Our trek may be long and tough, and only those travelers who stay on the path and keep pushing ahead will finish the journey.

The Great Tool: Habit

Plato once wrote, “The first and greatest victory is to conquer yourself.”

And one powerful tool we can employ to make that conquest a success is habit.

It’s unlikely that the wealthy entrepreneur who attributes part of his success to rising before dawn followed that schedule his entire life. At some point, he realized the value of exchanging sleep for the solitude of those early morning hours, and by an act of self-discipline, roused himself from his bed to work and think while others slept.

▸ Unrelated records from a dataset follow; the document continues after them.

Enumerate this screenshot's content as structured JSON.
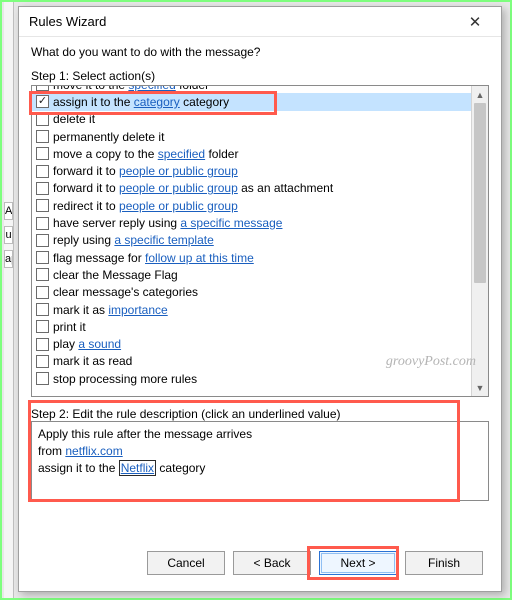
{
  "dialog": {
    "title": "Rules Wizard",
    "prompt": "What do you want to do with the message?",
    "step1_label": "Step 1: Select action(s)",
    "step2_label": "Step 2: Edit the rule description (click an underlined value)"
  },
  "actions": [
    {
      "checked": false,
      "pre": "move it to the ",
      "link": "specified",
      "post": " folder"
    },
    {
      "checked": true,
      "pre": "assign it to the ",
      "link": "category",
      "post": " category",
      "selected": true
    },
    {
      "checked": false,
      "pre": "delete it",
      "link": "",
      "post": ""
    },
    {
      "checked": false,
      "pre": "permanently delete it",
      "link": "",
      "post": ""
    },
    {
      "checked": false,
      "pre": "move a copy to the ",
      "link": "specified",
      "post": " folder"
    },
    {
      "checked": false,
      "pre": "forward it to ",
      "link": "people or public group",
      "post": ""
    },
    {
      "checked": false,
      "pre": "forward it to ",
      "link": "people or public group",
      "post": " as an attachment"
    },
    {
      "checked": false,
      "pre": "redirect it to ",
      "link": "people or public group",
      "post": ""
    },
    {
      "checked": false,
      "pre": "have server reply using ",
      "link": "a specific message",
      "post": ""
    },
    {
      "checked": false,
      "pre": "reply using ",
      "link": "a specific template",
      "post": ""
    },
    {
      "checked": false,
      "pre": "flag message for ",
      "link": "follow up at this time",
      "post": ""
    },
    {
      "checked": false,
      "pre": "clear the Message Flag",
      "link": "",
      "post": ""
    },
    {
      "checked": false,
      "pre": "clear message's categories",
      "link": "",
      "post": ""
    },
    {
      "checked": false,
      "pre": "mark it as ",
      "link": "importance",
      "post": ""
    },
    {
      "checked": false,
      "pre": "print it",
      "link": "",
      "post": ""
    },
    {
      "checked": false,
      "pre": "play ",
      "link": "a sound",
      "post": ""
    },
    {
      "checked": false,
      "pre": "mark it as read",
      "link": "",
      "post": ""
    },
    {
      "checked": false,
      "pre": "stop processing more rules",
      "link": "",
      "post": ""
    }
  ],
  "description": {
    "line1": "Apply this rule after the message arrives",
    "line2_pre": "from ",
    "line2_link": "netflix.com",
    "line3_pre": "assign it to the ",
    "line3_link": "Netflix",
    "line3_post": " category"
  },
  "buttons": {
    "cancel": "Cancel",
    "back": "< Back",
    "next": "Next >",
    "finish": "Finish"
  },
  "watermark": "groovyPost.com"
}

In a similar way, the young mother who rises before the rest of the family for prayer and meditation is denying herself extra sleep because she recognizes the benefits of that solitary time.

When an act of self-discipline becomes a habit—making those trips to the gym, fasting two days a week, cleaning the kitchen on a daily basis—then habit in many ways replaces the need for self-discipline. We no longer have to force ourselves to perform some conscious and often painful task. We simply do it as a part of our daily routine.

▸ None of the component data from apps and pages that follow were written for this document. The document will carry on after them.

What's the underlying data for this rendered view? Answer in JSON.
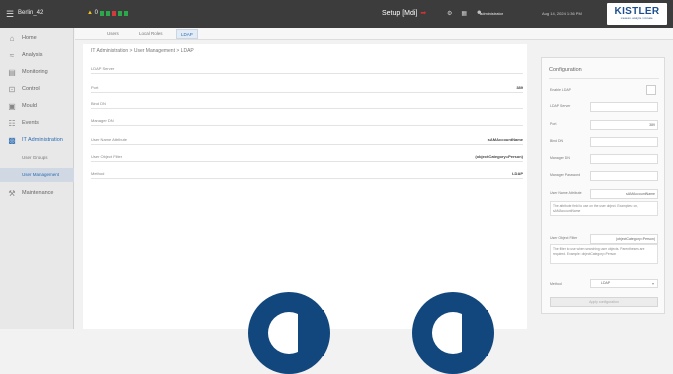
{
  "topbar": {
    "device": "Berlin_42",
    "alarm_count": "0",
    "setup": "Setup [Mdi]",
    "user": "administrator",
    "time": "Aug 14, 2024 1:36 PM",
    "logo": "KISTLER",
    "logo_tag": "measure. analyze. innovate."
  },
  "sidebar": {
    "items": [
      {
        "label": "Home",
        "icon": "home-icon"
      },
      {
        "label": "Analysis",
        "icon": "chart-icon"
      },
      {
        "label": "Monitoring",
        "icon": "monitor-icon"
      },
      {
        "label": "Control",
        "icon": "control-icon"
      },
      {
        "label": "Mould",
        "icon": "mould-icon"
      },
      {
        "label": "Events",
        "icon": "events-icon"
      },
      {
        "label": "IT Administration",
        "icon": "network-icon"
      },
      {
        "label": "Maintenance",
        "icon": "wrench-icon"
      }
    ],
    "sub_items": [
      {
        "label": "User Groups"
      },
      {
        "label": "User Management"
      }
    ]
  },
  "tabs": [
    "Users",
    "Local Roles",
    "LDAP"
  ],
  "breadcrumb": "IT Administration > User Management > LDAP",
  "details": [
    {
      "key": "LDAP Server",
      "value": ""
    },
    {
      "key": "Port",
      "value": "389"
    },
    {
      "key": "Bind DN",
      "value": ""
    },
    {
      "key": "Manager DN",
      "value": ""
    },
    {
      "key": "User Name Attribute",
      "value": "sAMAccountName"
    },
    {
      "key": "User Object Filter",
      "value": "(objectCategory=Person)"
    },
    {
      "key": "Method",
      "value": "LDAP"
    }
  ],
  "config": {
    "title": "Configuration",
    "enable_label": "Enable LDAP",
    "server_label": "LDAP Server",
    "port_label": "Port",
    "port_value": "389",
    "bind_label": "Bind DN",
    "manager_label": "Manager DN",
    "password_label": "Manager Password",
    "uname_label": "User Name Attribute",
    "uname_value": "sAMAccountName",
    "uname_help": "The attribute field to use on the user object. Examples: cn, sAMAccountName",
    "filter_label": "User Object Filter",
    "filter_value": "(objectCategory=Person)",
    "filter_help": "The filter to use when searching user objects. Parentheses are required. Example: objectCategory=Person",
    "method_label": "Method",
    "method_value": "LDAP",
    "apply_label": "Apply configuration"
  }
}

Some Tips

Though the following quote is often misattributed to Aristotle, it is actually taken from Will Durant’s “The Story of Philosophy”: “We are what we repeatedly do. Excellence, then, is not an act, but a habit.”

To develop a new habit, a beneficial habit, requires self-discipline and perseverance, and some carefully considered strategies.

First, we must be as optimistic as possible when we set out on our journey. Remember the children’s story of “The Little Engine That Could”? As that tiny engine pulled a freight train up a mountain, it chanted this mantra over and over again: “I think I can, I think I can, I think I can.” If we are to succeed, we need to repeat those same words to ourselves.

We should also recognize that in improving our self-discipline we are both teacher and student. After all, discipline is derived from the Latin, which meant among other things “student.” When we impose restraint, we may feel as if we’ve become a battleground between desire and will. It helps if we transform that battleground into a classroom, teaching ourselves the value of restraint and self-denial.

Beginning small can also help us find success. If you decide you want to lose weight, then set a reasonable goal of pounds lost per week and slowly cut out certain foods from your diet. If you want a more productive workday, set yourself a goal of checking your email hourly instead of every 15 minutes.

Expect failures and setbacks, and use your self-discipline to get you back on the right path. “Fall down seven times, get up eight,” runs an old Japanese proverb, and self-discipline is a key ingredient for getting to our feet again. Many entrepreneurs have gone broke only to come back and succeed. My friend John, who lives these days by playing the stock market, loses all the time, but he also wins because he stays in the game and keeps playing.

Winning the Game

When we practice self-discipline, when we conquer ourselves, an irony comes into play: that conquest of self makes us stronger. We’re like bodybuilders at a gym; we start with the small weights and, over the ensuing months, take on heavier loads.

Our small acts of controlling ourselves—leaving the mint chocolate chip ice cream in the grocery store freezer, weeding the garden when we’d rather be watching television, forcing ourselves to clean out a closet—eventually enable us to achieve greater goals through the exercise of self-discipline.

Jeff Minick
Jeff Minick
Jeff Minick has four children and a growing platoon of grandchildren. For 20 years, he taught history, literature, and Latin to seminars of homeschooling students in Asheville, N.C. He is the author of two novels, “Amanda Bell” and “Dust on Their Wings,” and two works of non-fiction, “Learning as I Go” and “Movies Make the Man.” Today, he lives and writes in Front Royal, Va. See JeffMinick.com to follow his blog.